My once-a-year shirt

Here’s a story for the Fourth of July.

The day after my mother died, my father implored my sister and me to go through her clothing and take some items of hers to keep. I stepped into my parents’ closet and could not believe my mother would never wear those familiar dresses and blouses again.

But my difficulty didn’t end there. My mother’s taste in clothing was very different from mine – much more girly – and she was quite a bit larger than I was. I doubted I could wear anything of hers even if I found something suitable. But it seemed to mean a lot to our grief-stricken father, so while my sister watched, I searched through our mother’s clothes. I studied each garment on its hanger and then slid it away, occasionally releasing a faint, heart-squeezing scent of my mother’s perfume.

Finally I found something I might actually wear – a simple red sweatshirt. In triumph, I grabbed it from the rack and twirled around to show my sister.

“That’s Dad’s,” she said.

Which brings me to today.

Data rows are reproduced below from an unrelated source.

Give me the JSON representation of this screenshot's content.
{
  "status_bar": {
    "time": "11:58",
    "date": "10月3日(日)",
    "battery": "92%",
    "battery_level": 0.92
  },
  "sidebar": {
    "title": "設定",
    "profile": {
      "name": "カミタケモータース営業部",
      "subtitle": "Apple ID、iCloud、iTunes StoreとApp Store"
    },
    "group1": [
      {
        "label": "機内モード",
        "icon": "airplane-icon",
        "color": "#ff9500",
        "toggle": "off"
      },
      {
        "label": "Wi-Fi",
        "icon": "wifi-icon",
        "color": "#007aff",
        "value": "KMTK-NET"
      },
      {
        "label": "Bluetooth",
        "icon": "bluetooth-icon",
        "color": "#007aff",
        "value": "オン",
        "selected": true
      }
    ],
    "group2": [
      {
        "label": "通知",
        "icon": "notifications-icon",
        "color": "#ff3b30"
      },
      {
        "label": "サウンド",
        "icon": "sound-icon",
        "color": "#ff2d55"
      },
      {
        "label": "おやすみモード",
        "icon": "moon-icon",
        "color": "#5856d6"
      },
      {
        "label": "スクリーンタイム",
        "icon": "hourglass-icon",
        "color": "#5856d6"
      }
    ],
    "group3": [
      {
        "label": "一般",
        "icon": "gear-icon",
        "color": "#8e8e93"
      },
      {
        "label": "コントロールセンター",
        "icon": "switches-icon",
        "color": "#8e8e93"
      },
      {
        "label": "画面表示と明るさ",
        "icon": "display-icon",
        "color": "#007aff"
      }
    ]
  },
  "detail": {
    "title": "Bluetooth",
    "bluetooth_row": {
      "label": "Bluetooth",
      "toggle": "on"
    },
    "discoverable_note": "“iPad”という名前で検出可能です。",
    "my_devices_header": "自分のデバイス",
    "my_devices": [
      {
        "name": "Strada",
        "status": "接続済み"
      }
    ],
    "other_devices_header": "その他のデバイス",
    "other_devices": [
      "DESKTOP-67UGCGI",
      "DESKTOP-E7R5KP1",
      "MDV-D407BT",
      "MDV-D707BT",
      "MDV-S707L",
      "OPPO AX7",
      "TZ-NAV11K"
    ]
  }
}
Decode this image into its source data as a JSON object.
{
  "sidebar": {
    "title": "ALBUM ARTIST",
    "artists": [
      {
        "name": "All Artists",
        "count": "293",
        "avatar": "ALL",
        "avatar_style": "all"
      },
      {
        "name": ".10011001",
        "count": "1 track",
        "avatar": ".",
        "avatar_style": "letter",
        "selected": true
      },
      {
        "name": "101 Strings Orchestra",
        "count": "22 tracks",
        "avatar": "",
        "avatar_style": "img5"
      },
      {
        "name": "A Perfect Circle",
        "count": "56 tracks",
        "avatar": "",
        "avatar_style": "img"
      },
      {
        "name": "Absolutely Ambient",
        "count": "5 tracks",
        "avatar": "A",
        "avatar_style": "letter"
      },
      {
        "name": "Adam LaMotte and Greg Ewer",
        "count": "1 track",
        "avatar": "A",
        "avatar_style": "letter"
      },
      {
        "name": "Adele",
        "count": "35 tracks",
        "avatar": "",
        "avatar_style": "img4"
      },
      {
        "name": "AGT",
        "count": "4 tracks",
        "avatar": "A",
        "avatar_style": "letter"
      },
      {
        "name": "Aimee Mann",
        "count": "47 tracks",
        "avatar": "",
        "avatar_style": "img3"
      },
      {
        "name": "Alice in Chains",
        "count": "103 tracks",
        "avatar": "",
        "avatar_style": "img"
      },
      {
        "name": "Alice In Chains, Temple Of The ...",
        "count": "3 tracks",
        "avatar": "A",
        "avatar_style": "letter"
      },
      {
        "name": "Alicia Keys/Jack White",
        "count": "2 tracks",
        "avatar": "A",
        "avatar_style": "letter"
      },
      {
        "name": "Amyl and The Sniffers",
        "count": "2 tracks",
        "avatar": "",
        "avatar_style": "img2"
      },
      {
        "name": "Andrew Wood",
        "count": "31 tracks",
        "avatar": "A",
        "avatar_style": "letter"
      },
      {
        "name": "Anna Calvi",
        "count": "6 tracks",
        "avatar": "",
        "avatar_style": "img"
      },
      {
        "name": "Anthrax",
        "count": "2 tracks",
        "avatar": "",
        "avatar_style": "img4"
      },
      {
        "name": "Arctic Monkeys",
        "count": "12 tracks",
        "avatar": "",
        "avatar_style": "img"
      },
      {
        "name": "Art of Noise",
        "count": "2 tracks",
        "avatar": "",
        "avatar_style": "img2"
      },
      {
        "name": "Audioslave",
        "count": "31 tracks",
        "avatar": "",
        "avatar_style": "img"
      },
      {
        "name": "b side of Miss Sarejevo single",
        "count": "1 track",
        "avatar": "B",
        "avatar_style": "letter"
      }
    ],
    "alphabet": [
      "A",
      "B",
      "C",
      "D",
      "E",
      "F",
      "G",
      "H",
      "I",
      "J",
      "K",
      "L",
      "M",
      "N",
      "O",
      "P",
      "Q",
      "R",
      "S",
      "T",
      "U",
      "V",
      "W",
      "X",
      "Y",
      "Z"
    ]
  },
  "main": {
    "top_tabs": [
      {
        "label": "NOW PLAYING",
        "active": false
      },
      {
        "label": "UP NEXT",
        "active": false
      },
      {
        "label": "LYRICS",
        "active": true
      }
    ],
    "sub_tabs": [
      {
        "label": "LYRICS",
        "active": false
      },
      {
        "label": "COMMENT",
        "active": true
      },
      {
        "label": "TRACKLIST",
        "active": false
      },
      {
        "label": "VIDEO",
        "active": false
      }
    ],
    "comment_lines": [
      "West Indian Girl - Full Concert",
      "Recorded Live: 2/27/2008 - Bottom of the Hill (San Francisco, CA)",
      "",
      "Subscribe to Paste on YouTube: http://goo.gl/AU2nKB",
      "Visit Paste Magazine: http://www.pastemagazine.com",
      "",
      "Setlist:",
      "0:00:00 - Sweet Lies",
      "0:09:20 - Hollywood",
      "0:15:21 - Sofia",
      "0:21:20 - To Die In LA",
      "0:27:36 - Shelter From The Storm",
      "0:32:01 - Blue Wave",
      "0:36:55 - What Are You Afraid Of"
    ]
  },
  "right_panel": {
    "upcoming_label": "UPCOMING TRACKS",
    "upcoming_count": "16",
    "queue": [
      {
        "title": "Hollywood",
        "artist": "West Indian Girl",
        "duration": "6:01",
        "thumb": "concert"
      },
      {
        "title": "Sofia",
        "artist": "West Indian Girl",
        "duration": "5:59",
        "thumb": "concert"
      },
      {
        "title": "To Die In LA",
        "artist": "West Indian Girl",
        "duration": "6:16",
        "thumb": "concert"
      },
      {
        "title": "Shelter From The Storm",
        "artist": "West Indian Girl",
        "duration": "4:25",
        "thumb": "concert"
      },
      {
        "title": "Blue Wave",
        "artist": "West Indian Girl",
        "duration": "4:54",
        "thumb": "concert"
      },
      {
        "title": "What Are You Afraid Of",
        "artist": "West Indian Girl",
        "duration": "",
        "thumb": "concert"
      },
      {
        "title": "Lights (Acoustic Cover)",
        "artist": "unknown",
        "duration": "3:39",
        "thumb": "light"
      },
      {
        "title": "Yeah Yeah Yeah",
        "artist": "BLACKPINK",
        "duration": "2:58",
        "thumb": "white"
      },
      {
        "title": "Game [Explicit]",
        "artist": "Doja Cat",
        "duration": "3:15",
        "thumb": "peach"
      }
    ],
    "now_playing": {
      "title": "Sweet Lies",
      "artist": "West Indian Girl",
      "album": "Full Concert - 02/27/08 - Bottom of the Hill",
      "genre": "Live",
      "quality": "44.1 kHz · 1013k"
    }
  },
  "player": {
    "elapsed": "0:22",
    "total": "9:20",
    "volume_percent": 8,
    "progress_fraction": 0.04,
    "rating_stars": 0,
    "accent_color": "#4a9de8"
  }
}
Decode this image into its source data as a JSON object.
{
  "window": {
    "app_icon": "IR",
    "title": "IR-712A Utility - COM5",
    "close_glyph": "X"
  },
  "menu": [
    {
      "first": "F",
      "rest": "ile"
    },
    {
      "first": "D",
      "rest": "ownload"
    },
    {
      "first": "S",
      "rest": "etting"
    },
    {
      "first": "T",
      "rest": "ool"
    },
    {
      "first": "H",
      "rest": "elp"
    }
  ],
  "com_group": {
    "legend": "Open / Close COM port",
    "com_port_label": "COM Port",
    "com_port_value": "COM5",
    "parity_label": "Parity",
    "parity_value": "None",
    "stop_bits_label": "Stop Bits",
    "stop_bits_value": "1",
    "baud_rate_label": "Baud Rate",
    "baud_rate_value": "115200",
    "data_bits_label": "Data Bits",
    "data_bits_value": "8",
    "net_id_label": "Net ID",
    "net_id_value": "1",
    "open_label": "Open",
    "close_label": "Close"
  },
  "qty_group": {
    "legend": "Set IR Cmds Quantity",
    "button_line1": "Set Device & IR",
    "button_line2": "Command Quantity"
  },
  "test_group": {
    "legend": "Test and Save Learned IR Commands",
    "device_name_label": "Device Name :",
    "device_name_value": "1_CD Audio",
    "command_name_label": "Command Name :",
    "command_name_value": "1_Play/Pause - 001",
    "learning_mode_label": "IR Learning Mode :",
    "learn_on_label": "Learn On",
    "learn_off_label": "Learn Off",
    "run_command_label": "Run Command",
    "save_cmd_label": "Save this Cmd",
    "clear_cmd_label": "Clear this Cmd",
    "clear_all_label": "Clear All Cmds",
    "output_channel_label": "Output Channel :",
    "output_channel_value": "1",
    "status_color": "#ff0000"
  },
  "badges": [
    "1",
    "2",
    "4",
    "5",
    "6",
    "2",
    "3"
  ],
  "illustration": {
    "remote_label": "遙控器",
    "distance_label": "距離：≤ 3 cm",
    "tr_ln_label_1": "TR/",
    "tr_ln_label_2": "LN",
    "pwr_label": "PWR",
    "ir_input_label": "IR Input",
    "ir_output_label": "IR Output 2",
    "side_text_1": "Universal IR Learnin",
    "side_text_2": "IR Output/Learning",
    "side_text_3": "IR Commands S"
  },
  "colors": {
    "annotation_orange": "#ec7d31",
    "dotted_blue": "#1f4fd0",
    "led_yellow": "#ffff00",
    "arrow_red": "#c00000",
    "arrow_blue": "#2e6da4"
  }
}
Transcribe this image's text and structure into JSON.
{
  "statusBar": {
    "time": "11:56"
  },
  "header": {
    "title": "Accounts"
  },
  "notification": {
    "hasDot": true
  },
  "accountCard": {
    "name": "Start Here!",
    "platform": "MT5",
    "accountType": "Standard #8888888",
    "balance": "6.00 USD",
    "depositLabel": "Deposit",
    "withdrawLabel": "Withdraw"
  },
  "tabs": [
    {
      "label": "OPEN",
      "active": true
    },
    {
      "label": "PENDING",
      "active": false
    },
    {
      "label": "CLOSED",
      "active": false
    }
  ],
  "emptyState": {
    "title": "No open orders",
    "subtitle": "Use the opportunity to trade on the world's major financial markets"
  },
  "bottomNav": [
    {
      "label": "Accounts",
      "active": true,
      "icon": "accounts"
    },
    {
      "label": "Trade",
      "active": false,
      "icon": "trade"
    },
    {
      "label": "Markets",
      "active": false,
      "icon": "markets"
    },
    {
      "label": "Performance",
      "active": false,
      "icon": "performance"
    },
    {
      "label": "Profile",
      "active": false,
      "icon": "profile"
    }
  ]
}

Every July 4th – and only on July 4th – I wear a special shirt. It’s a short-sleeved cotton camp shirt, printed with a whimsical 4th of July design that features flags and watermelons. The shirt did not belong to my mother, but it could have.

My patriotism usually takes the form of waving protest signs, tough love to push our country to live up to its ideals. But on July 4th I’ll wave flags – at least the ones printed on my shirt. I’ll wear my one piece of clothing that would have been at home in my mother’s closet. It’s not a bad look, if only once a year.

Pattern 4th of July shirt

On Father’s Day

My parents, circa 1949

My parents, circa 1949

On this Father’s Day, thought I’d share this essay I wrote about my parents for the wonderful literary journal Referential Magazine. (My essay came out in December 2013; hope you’ll explore the current edition of the magazine too.)

People rightfully decry the commercialization of Mother’s Day and Father’s Day. But the holidays do give us an opportunity to stop and reflect on our parents and, for those of us whose parents have passed on, the topic of my essay: “What Did I Have.”